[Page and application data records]
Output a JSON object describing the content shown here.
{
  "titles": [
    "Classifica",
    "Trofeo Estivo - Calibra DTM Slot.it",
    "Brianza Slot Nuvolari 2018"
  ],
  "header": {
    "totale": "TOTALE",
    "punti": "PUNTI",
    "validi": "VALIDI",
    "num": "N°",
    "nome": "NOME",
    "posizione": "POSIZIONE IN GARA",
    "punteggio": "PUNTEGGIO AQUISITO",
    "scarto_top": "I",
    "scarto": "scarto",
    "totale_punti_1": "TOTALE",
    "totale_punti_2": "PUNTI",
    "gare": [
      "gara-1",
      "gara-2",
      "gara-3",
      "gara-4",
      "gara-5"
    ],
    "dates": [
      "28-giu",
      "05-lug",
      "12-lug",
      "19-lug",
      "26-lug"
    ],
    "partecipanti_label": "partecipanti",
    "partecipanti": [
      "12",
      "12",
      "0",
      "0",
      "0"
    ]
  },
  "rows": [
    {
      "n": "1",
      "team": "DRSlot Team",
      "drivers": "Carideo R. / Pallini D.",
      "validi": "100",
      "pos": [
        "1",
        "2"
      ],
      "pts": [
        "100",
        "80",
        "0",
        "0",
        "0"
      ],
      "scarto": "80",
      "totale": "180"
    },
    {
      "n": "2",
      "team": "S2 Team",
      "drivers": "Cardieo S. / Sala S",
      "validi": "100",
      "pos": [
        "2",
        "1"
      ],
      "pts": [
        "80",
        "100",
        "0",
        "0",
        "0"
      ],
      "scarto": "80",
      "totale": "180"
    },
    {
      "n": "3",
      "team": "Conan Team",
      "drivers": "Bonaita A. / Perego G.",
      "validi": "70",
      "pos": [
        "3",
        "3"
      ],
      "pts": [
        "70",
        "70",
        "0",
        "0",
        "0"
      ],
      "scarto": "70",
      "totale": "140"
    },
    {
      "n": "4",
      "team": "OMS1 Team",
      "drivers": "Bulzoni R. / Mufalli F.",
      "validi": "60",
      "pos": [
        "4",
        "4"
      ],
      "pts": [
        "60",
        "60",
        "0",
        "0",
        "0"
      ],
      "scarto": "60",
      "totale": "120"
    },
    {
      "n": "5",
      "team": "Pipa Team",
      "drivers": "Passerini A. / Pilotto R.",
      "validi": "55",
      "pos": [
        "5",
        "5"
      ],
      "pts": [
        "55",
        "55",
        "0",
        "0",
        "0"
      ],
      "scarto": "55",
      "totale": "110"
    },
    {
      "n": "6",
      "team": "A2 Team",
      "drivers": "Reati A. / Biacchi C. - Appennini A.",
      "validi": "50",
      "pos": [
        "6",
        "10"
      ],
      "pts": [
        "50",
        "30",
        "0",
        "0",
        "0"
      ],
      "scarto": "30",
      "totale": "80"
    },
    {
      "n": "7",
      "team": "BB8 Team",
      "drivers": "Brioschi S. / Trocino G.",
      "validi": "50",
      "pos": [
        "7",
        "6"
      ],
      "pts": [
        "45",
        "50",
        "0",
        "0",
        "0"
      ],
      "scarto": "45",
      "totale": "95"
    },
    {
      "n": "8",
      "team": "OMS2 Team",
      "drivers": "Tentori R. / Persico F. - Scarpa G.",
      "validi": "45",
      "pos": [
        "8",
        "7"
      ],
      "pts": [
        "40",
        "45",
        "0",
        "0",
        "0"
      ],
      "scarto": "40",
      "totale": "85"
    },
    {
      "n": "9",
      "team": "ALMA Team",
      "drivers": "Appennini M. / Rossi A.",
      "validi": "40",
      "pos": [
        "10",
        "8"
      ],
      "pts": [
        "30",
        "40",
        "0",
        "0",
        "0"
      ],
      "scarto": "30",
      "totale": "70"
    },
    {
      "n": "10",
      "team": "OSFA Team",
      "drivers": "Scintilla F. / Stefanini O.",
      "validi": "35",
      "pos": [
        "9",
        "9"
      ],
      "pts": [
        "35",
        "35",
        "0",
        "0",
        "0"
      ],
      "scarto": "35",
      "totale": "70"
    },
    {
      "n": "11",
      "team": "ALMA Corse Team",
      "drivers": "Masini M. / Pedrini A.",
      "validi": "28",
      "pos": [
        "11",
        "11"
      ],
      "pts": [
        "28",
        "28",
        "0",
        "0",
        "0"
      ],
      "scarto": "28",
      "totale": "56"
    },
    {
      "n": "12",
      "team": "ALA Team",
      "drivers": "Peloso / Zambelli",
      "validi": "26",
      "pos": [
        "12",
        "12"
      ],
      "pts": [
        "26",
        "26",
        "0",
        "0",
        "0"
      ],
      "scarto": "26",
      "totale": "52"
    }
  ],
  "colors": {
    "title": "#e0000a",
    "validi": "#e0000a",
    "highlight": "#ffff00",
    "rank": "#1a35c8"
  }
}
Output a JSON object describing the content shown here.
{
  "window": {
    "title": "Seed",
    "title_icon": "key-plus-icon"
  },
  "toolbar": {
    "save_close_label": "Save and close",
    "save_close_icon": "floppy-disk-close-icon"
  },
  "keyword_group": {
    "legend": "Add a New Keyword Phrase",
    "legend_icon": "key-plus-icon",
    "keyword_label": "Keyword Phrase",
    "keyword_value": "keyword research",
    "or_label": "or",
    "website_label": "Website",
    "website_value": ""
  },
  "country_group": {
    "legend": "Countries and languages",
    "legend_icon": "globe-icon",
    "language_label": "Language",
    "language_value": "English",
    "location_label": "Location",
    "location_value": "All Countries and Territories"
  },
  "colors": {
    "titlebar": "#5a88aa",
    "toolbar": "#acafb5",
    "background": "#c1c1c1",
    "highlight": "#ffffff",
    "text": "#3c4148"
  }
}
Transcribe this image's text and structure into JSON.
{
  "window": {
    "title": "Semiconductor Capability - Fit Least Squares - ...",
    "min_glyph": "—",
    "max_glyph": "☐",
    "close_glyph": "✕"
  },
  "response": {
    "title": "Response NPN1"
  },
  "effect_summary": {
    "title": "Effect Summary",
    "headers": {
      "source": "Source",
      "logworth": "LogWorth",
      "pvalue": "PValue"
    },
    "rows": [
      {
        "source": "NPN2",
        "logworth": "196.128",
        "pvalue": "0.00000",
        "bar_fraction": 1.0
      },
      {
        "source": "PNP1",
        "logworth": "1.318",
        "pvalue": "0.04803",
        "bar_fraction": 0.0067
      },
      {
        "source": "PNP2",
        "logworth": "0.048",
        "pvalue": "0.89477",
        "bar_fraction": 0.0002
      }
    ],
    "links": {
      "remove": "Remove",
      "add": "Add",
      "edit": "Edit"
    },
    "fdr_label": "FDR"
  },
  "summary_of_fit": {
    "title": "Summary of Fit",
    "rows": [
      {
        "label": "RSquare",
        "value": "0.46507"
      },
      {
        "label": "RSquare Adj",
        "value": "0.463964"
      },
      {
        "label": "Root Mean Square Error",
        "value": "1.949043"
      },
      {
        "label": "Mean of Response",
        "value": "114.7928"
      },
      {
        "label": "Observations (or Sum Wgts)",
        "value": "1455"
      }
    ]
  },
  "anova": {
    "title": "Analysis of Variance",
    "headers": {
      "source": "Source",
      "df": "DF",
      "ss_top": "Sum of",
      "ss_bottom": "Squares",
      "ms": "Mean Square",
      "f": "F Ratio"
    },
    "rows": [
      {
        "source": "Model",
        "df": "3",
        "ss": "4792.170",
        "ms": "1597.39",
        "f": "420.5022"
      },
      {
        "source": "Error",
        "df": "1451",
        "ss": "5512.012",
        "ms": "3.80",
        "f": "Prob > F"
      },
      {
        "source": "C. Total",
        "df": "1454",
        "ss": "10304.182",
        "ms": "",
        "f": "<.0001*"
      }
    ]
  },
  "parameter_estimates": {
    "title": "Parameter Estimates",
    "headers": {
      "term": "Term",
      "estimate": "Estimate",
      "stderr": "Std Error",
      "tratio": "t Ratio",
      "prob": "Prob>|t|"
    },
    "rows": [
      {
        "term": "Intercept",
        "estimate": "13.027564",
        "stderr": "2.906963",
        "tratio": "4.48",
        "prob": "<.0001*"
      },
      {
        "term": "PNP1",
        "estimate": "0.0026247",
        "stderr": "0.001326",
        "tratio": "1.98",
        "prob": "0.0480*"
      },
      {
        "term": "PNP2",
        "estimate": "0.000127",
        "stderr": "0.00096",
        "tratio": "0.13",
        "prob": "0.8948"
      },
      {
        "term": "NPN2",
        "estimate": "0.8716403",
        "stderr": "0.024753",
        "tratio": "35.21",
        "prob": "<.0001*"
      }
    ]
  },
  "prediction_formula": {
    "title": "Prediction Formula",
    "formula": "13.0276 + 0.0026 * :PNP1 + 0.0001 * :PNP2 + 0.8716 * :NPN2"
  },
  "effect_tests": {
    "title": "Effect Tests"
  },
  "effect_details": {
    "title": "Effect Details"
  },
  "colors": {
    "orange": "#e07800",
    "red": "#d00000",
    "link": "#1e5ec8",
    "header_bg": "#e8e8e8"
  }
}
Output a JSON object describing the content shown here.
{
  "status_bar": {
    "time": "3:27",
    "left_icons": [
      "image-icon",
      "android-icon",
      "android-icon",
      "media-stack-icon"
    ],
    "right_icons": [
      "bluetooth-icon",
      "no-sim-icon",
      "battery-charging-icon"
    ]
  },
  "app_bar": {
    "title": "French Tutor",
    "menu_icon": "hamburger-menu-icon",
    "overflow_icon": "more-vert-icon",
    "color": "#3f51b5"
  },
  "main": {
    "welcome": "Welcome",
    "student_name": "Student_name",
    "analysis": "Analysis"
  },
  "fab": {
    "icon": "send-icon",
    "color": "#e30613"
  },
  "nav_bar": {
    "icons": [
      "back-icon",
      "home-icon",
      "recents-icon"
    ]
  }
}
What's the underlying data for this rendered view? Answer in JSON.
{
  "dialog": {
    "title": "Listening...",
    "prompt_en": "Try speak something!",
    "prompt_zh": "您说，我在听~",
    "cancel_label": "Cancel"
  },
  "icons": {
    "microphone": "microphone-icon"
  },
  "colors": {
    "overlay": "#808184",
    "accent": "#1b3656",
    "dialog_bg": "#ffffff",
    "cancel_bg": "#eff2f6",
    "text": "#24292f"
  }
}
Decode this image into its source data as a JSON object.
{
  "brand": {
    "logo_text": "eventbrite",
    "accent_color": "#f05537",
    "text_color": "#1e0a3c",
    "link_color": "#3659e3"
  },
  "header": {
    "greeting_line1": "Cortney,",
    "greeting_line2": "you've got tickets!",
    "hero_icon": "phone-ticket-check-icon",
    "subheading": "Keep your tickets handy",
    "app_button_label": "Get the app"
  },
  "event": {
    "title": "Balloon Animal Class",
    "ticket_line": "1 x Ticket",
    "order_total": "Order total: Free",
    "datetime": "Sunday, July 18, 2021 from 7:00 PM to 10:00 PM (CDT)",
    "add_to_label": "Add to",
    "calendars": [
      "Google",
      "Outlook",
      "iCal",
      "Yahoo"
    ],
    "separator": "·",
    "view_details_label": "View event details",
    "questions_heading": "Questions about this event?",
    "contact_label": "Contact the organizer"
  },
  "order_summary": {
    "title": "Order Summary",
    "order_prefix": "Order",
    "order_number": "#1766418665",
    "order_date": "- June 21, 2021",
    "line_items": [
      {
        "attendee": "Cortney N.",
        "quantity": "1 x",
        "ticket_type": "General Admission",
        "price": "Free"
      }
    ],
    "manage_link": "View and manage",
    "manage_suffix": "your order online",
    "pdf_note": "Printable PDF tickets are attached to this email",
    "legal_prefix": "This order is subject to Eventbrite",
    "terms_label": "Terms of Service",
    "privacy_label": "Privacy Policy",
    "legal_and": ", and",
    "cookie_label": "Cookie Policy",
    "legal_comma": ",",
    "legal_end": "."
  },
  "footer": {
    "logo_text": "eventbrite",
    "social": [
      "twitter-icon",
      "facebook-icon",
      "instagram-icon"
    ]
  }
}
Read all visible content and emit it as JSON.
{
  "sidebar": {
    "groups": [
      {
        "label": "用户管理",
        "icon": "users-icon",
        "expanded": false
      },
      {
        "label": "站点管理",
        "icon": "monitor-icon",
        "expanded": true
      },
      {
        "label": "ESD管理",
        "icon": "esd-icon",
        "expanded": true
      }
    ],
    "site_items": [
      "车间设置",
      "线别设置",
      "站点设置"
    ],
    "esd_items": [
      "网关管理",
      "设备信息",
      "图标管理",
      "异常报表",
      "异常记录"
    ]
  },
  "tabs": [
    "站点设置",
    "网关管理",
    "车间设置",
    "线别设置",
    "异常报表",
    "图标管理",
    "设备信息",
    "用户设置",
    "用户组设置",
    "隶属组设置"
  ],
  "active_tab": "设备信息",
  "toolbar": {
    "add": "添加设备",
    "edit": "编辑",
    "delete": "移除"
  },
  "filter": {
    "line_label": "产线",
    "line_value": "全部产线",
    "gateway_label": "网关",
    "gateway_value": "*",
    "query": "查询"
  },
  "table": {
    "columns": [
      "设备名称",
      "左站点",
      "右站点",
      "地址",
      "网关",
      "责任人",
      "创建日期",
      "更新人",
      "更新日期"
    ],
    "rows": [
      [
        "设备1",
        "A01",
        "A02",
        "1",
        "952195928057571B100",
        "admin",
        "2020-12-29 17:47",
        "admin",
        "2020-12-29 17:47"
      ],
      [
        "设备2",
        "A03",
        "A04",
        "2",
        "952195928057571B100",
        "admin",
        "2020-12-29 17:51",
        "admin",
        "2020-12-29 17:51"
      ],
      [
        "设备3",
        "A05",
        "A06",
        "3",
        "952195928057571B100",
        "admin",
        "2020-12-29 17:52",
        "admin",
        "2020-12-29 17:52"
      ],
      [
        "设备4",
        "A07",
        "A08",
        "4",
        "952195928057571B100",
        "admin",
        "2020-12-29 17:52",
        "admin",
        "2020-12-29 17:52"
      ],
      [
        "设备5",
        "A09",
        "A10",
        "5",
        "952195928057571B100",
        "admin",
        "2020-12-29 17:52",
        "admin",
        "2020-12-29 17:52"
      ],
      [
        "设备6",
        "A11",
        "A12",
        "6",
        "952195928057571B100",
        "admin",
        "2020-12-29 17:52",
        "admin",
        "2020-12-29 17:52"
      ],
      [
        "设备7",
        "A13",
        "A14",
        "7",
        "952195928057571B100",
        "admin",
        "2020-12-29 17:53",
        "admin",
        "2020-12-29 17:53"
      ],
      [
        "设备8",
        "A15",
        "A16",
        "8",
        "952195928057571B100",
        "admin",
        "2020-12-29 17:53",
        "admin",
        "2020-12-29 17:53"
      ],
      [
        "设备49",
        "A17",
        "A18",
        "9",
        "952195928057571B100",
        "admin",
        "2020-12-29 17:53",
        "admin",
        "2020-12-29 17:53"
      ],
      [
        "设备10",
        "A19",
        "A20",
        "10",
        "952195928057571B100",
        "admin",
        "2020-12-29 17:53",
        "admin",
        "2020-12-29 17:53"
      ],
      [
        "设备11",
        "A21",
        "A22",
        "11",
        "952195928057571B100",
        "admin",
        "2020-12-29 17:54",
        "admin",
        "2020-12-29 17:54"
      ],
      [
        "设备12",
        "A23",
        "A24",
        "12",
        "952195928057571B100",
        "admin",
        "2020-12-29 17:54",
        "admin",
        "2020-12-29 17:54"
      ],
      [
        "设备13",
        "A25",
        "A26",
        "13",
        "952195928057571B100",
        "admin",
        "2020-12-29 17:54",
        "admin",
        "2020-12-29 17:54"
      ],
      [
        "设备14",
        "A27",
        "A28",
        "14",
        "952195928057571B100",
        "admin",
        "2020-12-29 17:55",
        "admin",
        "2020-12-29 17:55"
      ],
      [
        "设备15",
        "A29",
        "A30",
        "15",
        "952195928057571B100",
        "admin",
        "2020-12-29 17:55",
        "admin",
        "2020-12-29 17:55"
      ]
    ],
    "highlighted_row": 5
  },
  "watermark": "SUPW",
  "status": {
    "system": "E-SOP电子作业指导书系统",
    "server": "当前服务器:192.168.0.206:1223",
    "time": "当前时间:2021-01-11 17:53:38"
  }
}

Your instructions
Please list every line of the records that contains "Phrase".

Task answer
    "legend": "Add a New Keyword Phrase",
    "keyword_label": "Keyword Phrase",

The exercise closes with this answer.